"When that passes, millions of children will be able to get the education they need to contribute to our economy," he said. "Boys and girls who come here before they turn 16 and have been here for five years — kids who grew up as Americans — should be able get their green card after go to college or serve in the military."
It's not the comprehensive immigration reform, the country really needs, but it is a much needed reform for all those young people living in limbo. Republican Senators, of course, are making threatening noises.
"It’s made it needlessly controversial," Senate Minority Leader Mitch McConnell said yesterday. "I can’t tell you right now how easy it will be to go forward with that bill, but it’s certainly created an element of controversy that would not have been otherwise there."

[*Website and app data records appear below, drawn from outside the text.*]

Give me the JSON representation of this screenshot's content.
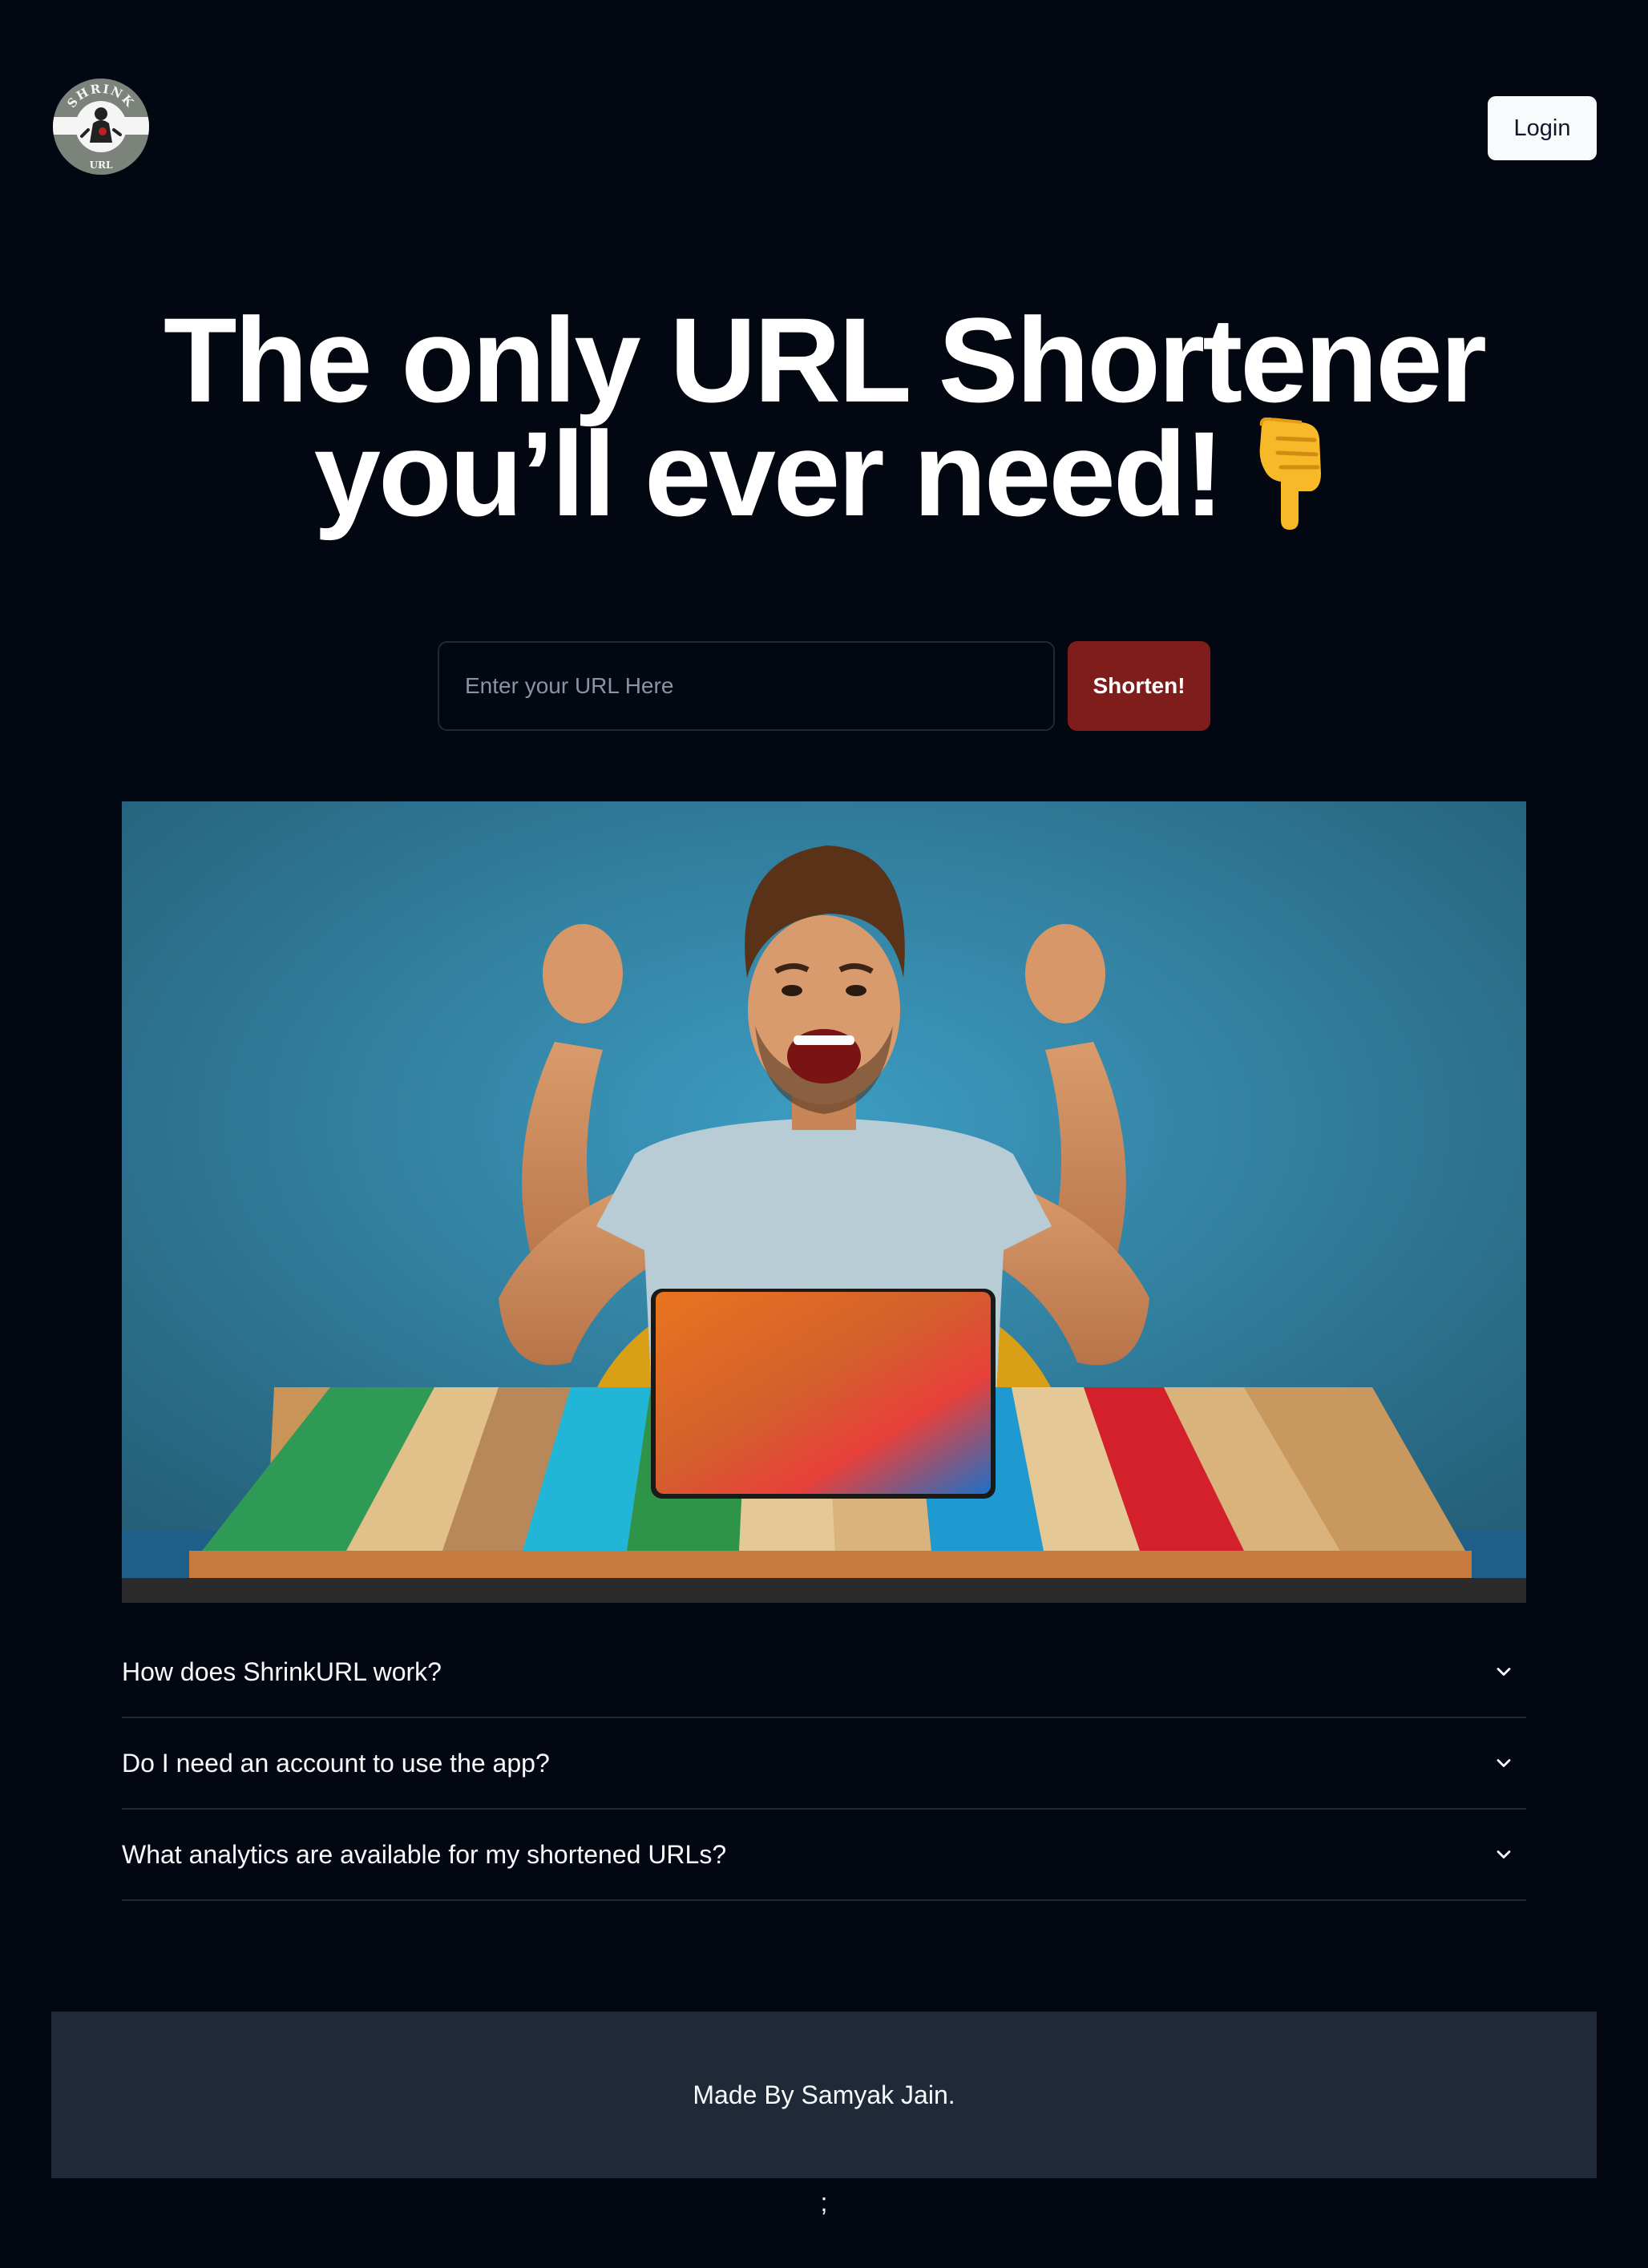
{
  "header": {
    "logo": {
      "top_text": "SHRINK",
      "bottom_text": "URL",
      "icon": "ninja-logo"
    },
    "login_label": "Login"
  },
  "hero": {
    "title_line1": "The only URL Shortener",
    "title_line2": "you’ll ever need!",
    "title_icon": "pointing-down-hand-icon"
  },
  "form": {
    "url_placeholder": "Enter your URL Here",
    "url_value": "",
    "submit_label": "Shorten!"
  },
  "banner": {
    "description_icon": "excited-man-at-laptop-illustration"
  },
  "faq": {
    "items": [
      {
        "question": "How does ShrinkURL work?"
      },
      {
        "question": "Do I need an account to use the app?"
      },
      {
        "question": "What analytics are available for my shortened URLs?"
      }
    ]
  },
  "footer": {
    "text": "Made By Samyak Jain.",
    "trailing_text": ";"
  },
  "colors": {
    "background": "#030712",
    "primary_button": "#7f1d1d",
    "footer_bg": "#1f2937",
    "divider": "#1f2937",
    "text": "#f8fafc"
  }
}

"This is an all-time low for me being in the Senate and that’s saying something," Lindsey Graham told Foreign Policy’s The Cable yesterday. "The one area that has been kept off limits from partisan politics has been the defense of our nation. To say that you’re going to bring up a defense bill and put the Dream Act on it ... to me is very offensive."
So dealing proactively with immigration is offensive to Lindsey Graham, who has a very short memory for all-time Senate lows. This is probably mostly bluster. Senators, Republicans particularly, are generally not inclined to vote against big defense bills. Meanwhile, pressure from activists is ramping up to lobby for the bill, and members of the Congressional Hispanic Caucus are meeting with President Obama tomorrow.
Update: If you're wondering what the DREAM Act has to do with Defense Authorization, the Wonk Room has the answer:
In fact, the DREAM Act is included in the Department of Defense’s FY2010-12 Strategic Plan to help the military "shape and maintain a mission-ready All Volunteer Force"....
That’s because a specific provision of the DREAM Act would allow those who meet all eligibility requirements, serve in the U.S. armed forces for at least two years and maintain "good moral character" to obtain regular lawful permanent resident status after six years. Many Military experts have come out in support of the DREAM Act because it would significantly increase the pool of qualified recruits in the Latino population, which comprises the majority of undocumented immigrants and which research indicates are more likely to enlist and serve in the military than any other group.
There you go.